We end off this series in Leviticus with a pretty heavy study. Most, if not all of us would find this a difficult text to read. What is so hard about this text? What would you do if you read this in your QT? Perhaps this passage has confusing practices and conversations. Perhaps it really feels like a different God is present in this text. Perhaps we want to find out why things happen and the reasons for the event, but Scripture is silent here. Whatever your questions may be, remember the words of Rom 15:4-6, that Scripture is given for our instruction and encouragement, so that through endurance, we may have hope. Scripture does not really tell us all that we want to know, and it is for us to work through and pray through. Scripture is not like our encyclopedia of ready answers. Most importantly in our Bible studies and personal devotion, the aim is not to come up with clever explanations of obscure parts of the Bible, but to meet the living God. We know that He speaks through His Word, and though we may not always understand, we know that we must.
Leviticus 9 begins with the words ‘on the eighth day’. This is a continuation of the previous chapter, which ended off with the command for Aaron and the priests to be confined for seven days (Lev 8:33).
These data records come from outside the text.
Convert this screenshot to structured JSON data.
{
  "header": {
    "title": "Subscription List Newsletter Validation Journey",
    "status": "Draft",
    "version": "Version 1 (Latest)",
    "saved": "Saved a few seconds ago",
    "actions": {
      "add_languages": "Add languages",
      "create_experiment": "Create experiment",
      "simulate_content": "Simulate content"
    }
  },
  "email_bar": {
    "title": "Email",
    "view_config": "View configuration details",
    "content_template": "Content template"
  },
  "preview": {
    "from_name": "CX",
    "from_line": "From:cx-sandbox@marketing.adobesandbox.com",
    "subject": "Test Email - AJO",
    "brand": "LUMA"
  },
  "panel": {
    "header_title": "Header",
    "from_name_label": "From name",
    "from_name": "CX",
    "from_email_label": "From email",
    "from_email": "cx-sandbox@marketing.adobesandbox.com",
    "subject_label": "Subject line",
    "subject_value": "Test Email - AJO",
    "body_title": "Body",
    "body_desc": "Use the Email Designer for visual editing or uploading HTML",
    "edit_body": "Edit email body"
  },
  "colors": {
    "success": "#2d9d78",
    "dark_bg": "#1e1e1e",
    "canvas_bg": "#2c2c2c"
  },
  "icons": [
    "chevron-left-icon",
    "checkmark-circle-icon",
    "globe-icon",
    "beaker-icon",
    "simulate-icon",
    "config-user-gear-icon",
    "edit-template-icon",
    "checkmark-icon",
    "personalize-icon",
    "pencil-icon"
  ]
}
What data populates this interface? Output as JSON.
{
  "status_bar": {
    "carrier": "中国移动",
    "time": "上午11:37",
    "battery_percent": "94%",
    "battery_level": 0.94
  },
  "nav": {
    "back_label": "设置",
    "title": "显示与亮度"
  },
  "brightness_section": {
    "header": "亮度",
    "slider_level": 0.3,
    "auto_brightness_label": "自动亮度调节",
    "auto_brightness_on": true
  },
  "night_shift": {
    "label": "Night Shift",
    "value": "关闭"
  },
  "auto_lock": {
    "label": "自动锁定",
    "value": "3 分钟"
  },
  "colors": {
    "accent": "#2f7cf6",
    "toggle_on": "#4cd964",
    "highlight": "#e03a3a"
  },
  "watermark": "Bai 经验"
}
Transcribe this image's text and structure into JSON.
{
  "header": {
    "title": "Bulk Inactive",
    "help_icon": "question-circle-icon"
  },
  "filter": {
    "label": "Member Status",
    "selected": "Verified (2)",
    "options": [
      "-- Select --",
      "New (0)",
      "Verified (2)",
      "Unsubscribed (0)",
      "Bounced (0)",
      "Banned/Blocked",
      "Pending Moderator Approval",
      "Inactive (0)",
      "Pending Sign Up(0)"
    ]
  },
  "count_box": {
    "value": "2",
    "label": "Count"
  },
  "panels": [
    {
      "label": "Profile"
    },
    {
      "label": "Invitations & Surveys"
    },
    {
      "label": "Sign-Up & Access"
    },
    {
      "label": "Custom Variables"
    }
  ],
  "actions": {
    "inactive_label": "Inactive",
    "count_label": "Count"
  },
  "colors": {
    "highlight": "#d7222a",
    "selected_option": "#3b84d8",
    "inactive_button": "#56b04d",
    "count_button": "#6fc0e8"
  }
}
Leviticus 1-7 consisted of detailed instructions for the various offerings. Leviticus was written to show the Israelites, and us, what it takes for a holy God to dwell amongst sinful people. In today's study, we'll look at the setting aside of the priests, who were so important to the system. We're moving a bit away from the intricacies of the system, to focus on the people that God has set aside to serve Him.
So far, we've been looking at the 5 offerings in some depth. But to be honest, Leviticus is a tough book for many of us. What does knowing what to do with animals, sprinkling blood all over the place mean for us modern people? It all seems foreign and outdated. Today's passage takes us back to these 5 offerings again, and in doing so, perhaps we learn something about our worship, God's providence, and fellowship with Him.
Today we will consider the 5th and final offering – the guilt offering or the ‘reparation’ offering.
Today, we'll consider the next offering -- the sin offering. But before we do so, and before we can fully understand the need for such an offering, it is important for us to understand the nature of sin, and why it is a problem for us all (and may actually be an even bigger problem than we initially thought).
After the burnt offering, and the grain offering, we move on to the third offering in Leviticus 3 -- the peace offering.
Last week we studied the burnt offering, the first of the 5 offerings. Today, we continue with the instructions for the grain offering, or the minhah.
Today we look at the first of the five offerings: the common burnt offering.
To understand Leviticus properly, we need to understand the God who gave Leviticus, and the God of Leviticus. Leviticus is basically about God coming down to live among us, but we are presented with a problem because of who God is, and because of who we are. The God of the Bible is a specific being. And this God describes human beings in a very specific way too. The theology and anthropology of the Bible is very unique. Leviticus is all about how we try and deal with the problem, but continues to hint that the answer is not in us, but really in Christ. And the God of Leviticus, of all the ceremonies and slaying and fire, is the God of Christmas.
We begin our series in Leviticus, not with the book proper, but we're taking time to understand the context and purpose of this book. Leviticus is not an easy book to understand, but if we believe in 2 Tim 3:16, we know that the book of Leviticus is God-breathed and useful!